Just over 100 days ago, on Jan. 23, science fiction author Bob Brown issued a writing challenge: Imagine the future during or after the Trump presidency. Write a story. Submit it to an anthology to be called Alternative Truths.
“This is an anthology about the future in an alternative fact world,” Bob wrote. “What does the future hold? Endless alternative facts? Brilliant leadership? Alien invasions? Zombies in the White House?”
Bob set about co-editing the anthology with Phyllis Irene Radford, vowing to publish the book within the first 100 days of the Trump administration.
As submissions came in, Bob formed the private Facebook group Alternative Truth (now public) so the participants could discuss the project. In a field where submissions generally vanish behind a curtain from which editors issue cryptic rejections, the decision to open-source the anthology project seemed both odd and courageous. Did these people know what they were getting into?
I submitted a dystopian story, “Patti 209,” and joined the Facebook group.
Day by day, Phyl and Bob answered questions about manuscript guidelines, deadlines, and their progress as they waded through what turned out to be 94 submissions.
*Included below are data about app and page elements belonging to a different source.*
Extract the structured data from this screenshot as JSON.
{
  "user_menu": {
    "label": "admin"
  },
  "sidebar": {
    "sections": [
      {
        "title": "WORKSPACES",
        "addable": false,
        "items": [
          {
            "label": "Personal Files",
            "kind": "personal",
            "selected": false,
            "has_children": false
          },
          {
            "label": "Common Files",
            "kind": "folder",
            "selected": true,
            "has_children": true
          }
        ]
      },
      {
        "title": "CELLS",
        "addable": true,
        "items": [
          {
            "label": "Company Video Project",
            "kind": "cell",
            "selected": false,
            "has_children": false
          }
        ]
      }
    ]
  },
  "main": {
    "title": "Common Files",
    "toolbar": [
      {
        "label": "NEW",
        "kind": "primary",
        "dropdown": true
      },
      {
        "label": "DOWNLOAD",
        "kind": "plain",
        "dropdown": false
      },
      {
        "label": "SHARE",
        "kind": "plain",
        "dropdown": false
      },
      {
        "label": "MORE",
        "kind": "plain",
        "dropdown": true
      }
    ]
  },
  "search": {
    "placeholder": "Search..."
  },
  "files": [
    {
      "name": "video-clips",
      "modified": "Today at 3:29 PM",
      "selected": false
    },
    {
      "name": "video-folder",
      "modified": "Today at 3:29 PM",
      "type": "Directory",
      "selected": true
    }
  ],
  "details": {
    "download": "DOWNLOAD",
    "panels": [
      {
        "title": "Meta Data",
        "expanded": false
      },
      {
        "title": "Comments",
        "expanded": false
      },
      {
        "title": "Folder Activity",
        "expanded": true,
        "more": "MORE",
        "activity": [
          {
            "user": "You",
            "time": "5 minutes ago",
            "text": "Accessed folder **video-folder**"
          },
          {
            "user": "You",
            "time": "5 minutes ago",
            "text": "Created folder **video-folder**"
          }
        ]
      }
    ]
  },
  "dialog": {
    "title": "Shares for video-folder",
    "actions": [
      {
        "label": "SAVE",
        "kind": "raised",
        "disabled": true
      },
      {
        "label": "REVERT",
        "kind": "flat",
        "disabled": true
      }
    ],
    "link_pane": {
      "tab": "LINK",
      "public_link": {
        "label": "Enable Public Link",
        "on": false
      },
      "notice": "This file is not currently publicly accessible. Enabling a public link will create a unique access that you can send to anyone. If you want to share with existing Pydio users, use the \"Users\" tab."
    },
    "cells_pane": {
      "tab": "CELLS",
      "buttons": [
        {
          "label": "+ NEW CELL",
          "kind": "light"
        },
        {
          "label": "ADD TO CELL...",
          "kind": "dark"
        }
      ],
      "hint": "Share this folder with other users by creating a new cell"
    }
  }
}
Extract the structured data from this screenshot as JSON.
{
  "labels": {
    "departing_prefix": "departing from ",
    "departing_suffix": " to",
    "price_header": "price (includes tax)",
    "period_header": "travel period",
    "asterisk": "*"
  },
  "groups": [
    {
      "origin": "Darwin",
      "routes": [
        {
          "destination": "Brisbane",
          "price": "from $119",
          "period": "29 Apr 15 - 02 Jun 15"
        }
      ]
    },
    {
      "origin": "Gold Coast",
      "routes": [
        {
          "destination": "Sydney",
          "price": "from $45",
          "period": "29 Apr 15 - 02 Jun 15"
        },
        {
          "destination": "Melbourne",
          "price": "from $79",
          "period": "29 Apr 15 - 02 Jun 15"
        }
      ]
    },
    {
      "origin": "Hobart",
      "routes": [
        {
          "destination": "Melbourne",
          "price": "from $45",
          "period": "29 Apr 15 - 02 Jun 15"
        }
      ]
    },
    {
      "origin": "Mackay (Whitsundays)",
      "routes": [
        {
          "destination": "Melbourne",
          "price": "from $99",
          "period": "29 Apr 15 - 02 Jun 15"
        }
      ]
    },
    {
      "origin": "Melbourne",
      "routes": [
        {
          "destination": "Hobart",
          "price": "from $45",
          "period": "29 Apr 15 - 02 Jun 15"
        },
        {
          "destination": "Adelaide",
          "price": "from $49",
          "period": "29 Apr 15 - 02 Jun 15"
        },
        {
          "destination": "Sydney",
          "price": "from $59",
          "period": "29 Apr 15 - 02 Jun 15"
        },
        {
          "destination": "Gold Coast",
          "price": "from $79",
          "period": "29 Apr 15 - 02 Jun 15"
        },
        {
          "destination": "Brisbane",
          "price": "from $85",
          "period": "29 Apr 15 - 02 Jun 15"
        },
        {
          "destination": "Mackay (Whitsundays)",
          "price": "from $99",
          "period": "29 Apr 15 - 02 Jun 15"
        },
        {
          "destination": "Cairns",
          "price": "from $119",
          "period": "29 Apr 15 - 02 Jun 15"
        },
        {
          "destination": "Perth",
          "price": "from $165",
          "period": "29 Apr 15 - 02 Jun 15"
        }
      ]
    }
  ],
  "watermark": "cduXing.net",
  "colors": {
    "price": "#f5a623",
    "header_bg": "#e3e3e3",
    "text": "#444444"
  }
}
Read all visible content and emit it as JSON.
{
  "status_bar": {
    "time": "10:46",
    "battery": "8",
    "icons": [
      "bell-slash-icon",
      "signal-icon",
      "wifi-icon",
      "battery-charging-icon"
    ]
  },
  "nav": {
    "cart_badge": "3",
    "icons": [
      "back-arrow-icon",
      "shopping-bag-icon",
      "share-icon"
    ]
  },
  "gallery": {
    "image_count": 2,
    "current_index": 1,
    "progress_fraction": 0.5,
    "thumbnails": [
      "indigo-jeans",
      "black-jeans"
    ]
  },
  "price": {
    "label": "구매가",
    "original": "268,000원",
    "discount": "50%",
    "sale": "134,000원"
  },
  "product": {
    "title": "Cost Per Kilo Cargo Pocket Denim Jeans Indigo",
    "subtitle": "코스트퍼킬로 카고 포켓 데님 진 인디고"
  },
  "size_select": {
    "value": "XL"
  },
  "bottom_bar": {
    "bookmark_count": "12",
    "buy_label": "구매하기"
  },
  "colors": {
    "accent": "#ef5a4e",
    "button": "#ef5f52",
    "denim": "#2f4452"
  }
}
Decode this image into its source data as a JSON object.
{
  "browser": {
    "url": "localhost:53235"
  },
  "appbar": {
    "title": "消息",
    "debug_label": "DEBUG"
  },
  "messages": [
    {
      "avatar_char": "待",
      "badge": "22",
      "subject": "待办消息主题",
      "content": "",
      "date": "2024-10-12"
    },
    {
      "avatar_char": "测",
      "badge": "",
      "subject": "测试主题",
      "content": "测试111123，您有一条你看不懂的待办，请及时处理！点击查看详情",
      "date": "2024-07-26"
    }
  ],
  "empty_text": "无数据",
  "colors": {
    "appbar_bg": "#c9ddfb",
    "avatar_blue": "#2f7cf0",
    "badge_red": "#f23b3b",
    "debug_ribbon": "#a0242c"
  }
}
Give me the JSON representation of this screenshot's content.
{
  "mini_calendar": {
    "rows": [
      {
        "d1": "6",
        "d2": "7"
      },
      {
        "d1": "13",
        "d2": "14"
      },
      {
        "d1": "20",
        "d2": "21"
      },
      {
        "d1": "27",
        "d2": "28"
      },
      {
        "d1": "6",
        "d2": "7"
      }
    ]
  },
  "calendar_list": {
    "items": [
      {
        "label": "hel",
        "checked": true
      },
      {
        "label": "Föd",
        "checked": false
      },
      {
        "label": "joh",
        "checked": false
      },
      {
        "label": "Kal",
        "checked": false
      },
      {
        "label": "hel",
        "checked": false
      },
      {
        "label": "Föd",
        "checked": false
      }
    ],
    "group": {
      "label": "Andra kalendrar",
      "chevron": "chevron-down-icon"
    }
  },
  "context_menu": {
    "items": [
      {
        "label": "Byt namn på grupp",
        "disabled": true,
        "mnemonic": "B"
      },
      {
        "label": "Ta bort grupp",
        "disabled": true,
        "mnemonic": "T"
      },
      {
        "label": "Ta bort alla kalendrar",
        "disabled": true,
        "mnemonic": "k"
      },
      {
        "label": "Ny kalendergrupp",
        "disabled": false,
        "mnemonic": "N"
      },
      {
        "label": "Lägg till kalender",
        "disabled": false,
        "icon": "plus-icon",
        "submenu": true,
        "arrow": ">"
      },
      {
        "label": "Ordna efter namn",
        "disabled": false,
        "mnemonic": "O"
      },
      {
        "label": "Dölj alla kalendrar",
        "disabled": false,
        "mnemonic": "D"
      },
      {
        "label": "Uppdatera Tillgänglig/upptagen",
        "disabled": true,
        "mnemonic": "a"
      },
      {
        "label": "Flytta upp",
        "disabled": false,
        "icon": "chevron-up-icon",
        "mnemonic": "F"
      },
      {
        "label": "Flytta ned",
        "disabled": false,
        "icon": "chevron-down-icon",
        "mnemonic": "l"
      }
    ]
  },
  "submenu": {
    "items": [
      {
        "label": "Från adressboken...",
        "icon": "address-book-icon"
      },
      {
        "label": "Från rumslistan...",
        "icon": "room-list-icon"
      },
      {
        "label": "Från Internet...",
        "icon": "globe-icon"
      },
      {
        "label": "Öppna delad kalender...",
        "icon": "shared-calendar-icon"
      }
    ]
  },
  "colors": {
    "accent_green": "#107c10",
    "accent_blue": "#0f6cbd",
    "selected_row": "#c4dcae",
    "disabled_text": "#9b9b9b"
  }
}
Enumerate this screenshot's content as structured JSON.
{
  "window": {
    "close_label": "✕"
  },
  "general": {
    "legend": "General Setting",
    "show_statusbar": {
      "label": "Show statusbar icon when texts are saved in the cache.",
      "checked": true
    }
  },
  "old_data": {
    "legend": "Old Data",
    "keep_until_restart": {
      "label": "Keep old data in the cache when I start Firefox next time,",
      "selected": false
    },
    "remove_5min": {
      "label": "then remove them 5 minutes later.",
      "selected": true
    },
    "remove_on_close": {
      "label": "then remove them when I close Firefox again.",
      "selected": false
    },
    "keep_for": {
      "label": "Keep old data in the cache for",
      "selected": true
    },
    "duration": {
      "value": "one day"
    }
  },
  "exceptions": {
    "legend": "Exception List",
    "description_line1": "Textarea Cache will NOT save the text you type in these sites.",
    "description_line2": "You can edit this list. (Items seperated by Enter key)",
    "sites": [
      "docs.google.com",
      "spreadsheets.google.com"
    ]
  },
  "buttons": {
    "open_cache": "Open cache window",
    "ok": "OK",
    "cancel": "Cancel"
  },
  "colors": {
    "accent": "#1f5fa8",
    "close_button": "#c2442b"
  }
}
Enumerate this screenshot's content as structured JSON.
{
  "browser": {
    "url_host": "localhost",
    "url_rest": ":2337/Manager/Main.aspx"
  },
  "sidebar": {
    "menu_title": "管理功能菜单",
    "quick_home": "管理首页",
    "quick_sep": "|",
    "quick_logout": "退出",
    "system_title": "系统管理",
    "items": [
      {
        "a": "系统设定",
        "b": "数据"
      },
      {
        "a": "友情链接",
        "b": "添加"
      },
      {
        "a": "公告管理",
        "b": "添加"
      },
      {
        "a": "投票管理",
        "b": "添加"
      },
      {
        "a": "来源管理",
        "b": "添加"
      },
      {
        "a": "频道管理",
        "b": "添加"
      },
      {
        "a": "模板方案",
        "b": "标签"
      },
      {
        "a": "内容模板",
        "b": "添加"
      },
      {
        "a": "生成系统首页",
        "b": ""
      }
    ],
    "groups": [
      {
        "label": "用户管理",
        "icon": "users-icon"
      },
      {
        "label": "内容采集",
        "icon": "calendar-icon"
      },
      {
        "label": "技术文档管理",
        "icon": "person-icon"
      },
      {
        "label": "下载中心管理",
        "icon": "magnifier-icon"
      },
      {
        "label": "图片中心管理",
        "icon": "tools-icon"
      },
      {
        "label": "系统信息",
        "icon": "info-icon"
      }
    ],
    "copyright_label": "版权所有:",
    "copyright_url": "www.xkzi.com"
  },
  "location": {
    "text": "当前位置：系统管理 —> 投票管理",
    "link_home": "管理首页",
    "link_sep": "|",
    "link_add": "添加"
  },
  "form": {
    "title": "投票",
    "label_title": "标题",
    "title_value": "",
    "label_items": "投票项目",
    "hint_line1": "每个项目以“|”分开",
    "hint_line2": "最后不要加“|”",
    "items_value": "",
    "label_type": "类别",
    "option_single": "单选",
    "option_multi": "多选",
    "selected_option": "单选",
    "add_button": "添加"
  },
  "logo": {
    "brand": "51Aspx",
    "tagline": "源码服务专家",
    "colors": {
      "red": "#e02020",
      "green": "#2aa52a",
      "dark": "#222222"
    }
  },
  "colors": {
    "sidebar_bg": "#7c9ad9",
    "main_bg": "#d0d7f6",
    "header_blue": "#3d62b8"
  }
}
To my surprise, they asked those of us in the Facebook group for our opinions about contract terms, the book’s title, subtitles, tagline, blurbs, cover designs, marketing and more. And the group approved, by Facebook comments and email, Bob’s plan to donate a share of any profits to the ACLU of Washington state.
I worried that the group would turn into a breeding ground for arguments and hurt feelings, and even damage the final product. But that never happened. Bob and Phyl stood their ground, made tough decisions, and nailed the ambitious deadline.
The result was not merely a great experience for the writers involved, but a book that launched as the #1 ranked science fiction anthology on Amazon.
How did that happen? To some degree, we’re still trying to figure it out!
What I can tell you is this:
Bob was concerned and curious about living in a world defined by “alternative facts” and governed by people who wield them. He wanted to encourage people to think about the implications of the new Trump government.
To this end, he invited leaders in the fields of science fiction and political commentary to write for the anthology, as well as throwing the project open for general submissions. He received and bought stories from Jim Wright (known for the political blog Stonekettle Station), Endeavor Award-winner Louise Marley, journalist and cultural critic Daniel M. Kimmel, Philip K. Dick Award-winner Adam Troy-Castro, and science fiction critic Marleen S. Barre. Submissions came in from writers in England, Canada, and Wales, as well as from across the U.S.
With guidance from friends in the ebook-publishing collective Bookview Cafe (where Phyl is a member), Bob and Phyl got both an ebook and a print book designed and formatted. Again, members of the Facebook group were invited to help proofread files. By April 26 files were uploaded to Amazon.com and other platforms. A marketing/PR plan, and a PR person, were in place. But when Alternative Truths, both ebook and print editions, debuted at the top of science fiction and political fiction category rankings on Amazon on April 28, we were all pretty astonished.
We shouldn’t have been. I’d read the book (while helping to proof the formatting) and was delighted by the high quality of the stories Bob and Phyl had chosen and edited. The stories ranged from short to long, journalistic to literary, and hysterically funny to depressingly grim. I think the standouts are Jim Wright’s terrifying “President Trump, Gettysburg, November 19, 1863” and Louise Marley’s heartbreaking “Relics: a fable.”
I’ve just started out as a fiction writer, and, as is the case with many semi-pro authors, my stories appear in anthologies rather than major magazines. I made it into the Aurora Award-winning Second Contacts and The Mammoth Book of Jack the Ripper Stories. Both of those were traditional publishing experiences, with the editors and publishers responsible for just about everything. Alternative Truths was a whole new approach — one that shouldn’t have worked but which, astonishingly and wonderfully, did.
Stay tuned. Bob’s started planning for volume 2.